Most people in the real estate industry have heard about Adaptive Reuse and it is important to remember the potential value it can bring to the table, particularly for the workplace. Unlike their counterparts on the east and west coasts, developers in Texas are typically not challenged to find available land for ground-up construction. However, one of the most efficient ways to mitigate the impacts of global warming and drastically cut carbon emissions is to repurpose existing buildings. There are tremendous cost benefits with this strategy which can also help companies bring back a workforce that is categorically mindful about sustainability.
Factory 603 in Dallas started as a cookie factory in the early 1900’s and later became the West End Marketplace. Now it is a creative office environment in the urban core. GFF + ArchiTexas

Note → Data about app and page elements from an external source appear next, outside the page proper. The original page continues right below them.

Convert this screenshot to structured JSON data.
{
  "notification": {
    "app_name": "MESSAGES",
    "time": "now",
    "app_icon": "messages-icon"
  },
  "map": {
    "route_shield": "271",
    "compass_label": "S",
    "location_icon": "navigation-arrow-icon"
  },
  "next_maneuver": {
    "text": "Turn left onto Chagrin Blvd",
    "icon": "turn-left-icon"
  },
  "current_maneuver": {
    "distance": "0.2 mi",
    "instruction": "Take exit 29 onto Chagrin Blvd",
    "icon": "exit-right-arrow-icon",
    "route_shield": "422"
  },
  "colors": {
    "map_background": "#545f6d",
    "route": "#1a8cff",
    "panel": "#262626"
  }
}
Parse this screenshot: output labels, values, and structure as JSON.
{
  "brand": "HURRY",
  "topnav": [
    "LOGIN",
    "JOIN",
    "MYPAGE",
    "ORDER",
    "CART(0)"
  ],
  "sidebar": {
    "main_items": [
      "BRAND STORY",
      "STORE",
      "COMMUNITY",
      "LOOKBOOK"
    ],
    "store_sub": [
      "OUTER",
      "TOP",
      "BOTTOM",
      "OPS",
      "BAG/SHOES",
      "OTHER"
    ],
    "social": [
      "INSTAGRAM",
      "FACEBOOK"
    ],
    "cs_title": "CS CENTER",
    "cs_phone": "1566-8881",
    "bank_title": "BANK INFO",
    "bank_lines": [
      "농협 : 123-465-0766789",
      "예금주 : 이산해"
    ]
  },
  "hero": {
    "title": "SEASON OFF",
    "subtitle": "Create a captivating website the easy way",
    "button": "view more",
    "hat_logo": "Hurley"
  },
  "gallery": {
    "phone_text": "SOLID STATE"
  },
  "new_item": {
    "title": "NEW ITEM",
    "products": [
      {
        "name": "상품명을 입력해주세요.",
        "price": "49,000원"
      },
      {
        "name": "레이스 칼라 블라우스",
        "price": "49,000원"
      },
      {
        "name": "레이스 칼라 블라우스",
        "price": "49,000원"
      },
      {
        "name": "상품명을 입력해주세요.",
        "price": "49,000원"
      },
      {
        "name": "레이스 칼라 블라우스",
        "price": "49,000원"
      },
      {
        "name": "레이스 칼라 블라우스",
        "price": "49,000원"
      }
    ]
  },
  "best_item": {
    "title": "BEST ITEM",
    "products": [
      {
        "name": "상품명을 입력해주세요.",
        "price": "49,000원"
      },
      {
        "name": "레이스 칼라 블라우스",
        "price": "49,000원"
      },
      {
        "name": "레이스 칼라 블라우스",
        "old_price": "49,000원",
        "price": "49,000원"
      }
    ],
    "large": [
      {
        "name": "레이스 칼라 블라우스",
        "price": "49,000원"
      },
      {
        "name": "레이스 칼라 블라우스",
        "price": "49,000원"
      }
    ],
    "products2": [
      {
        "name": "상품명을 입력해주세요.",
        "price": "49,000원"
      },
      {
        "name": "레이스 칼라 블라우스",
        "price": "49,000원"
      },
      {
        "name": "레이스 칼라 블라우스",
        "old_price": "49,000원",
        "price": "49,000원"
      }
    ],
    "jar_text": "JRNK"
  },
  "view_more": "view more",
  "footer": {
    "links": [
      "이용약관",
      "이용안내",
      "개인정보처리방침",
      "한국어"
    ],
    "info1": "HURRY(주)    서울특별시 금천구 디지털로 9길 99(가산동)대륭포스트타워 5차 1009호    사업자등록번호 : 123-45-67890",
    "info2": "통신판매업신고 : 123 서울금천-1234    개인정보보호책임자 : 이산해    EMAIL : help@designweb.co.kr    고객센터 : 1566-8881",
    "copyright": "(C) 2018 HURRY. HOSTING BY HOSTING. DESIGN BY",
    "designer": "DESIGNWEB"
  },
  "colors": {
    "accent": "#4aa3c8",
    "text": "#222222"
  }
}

Adaptive reuse is the process of reusing an existing site or building for a purpose other than the one for which it was originally built. Reuse of existing structures to promote engaging urban environments can be a powerful tool, allowing us to re-envision density in a way that creates connections that did not exist before. Opportunities happen not just in the urban core: there is an unrealized potential in the suburbs where structures that have lost their luster can become activity nodes which energize the surrounding community in a way they never did in the past.
Assembly Park in Plano was an antique mall built in the early 80’s and is being repurposed as creative office. Michael Shu Office of Architecture + GFF.
At Assembly Park new restaurant and multifamily buildings create a sense of place and community.
In a post-pandemic world where employees may be reluctant to return to the office full time, the inventory of empty or partially occupied buildings continues to grow. Recent statistics vary wildly, but we know there is a significant percentage of employees that prefer hybrid work schedules. Employers have generally realized that having people in the office allows for a more integrated company culture, and that in-person work provides the best support for meaningful mentoring opportunities. The question is how to design spaces that encourage in-person interactions so that we are motivated to be a part of the action. Today’s workforce is inspired to work at companies that are not driven exclusively by the bottom line, companies that also consider social responsibility and act to benefit the planet. Creating today’s workplace in a way that also significantly reduces carbon footprint can bring a high level of gratification.
Market Ross in Dallas was adapted from industrial to creative office in the heart of the West End. GFF.
Every project has its own unique set of circumstances that drive the decision-making process. There are endless creative opportunities in reimagining how to better meet changing needs and user demands, recognizing that wellness and health are at the top of the list. Shifting away from office space that feels lifeless towards workspace that builds community by design is fundamental. No one wants to go back to an office with uninspiring common areas and gloomy cubicles. Blurring the line between hospitality and workplace is the new paradigm, and it is important to emphasize that this is not only an aesthetic decision but an operational one. Collaborative spaces are popping up in every nook and cranny, even outside. A direct connection to nature and having access to outdoor spaces has become a high priority.
The race for amenities is on and adapting an existing structure can bring value to the table. Acknowledging the old and layering it with the new has the power to stimulate new activity and build a unique character that differentiates the workspace from the competition. In a corporate environment that is tracking Environmental Social and Governance (ESG) metrics, Adaptive Reuse may be the key.
Maria Gomez, AIA, LEED AP is a Principal at GFF.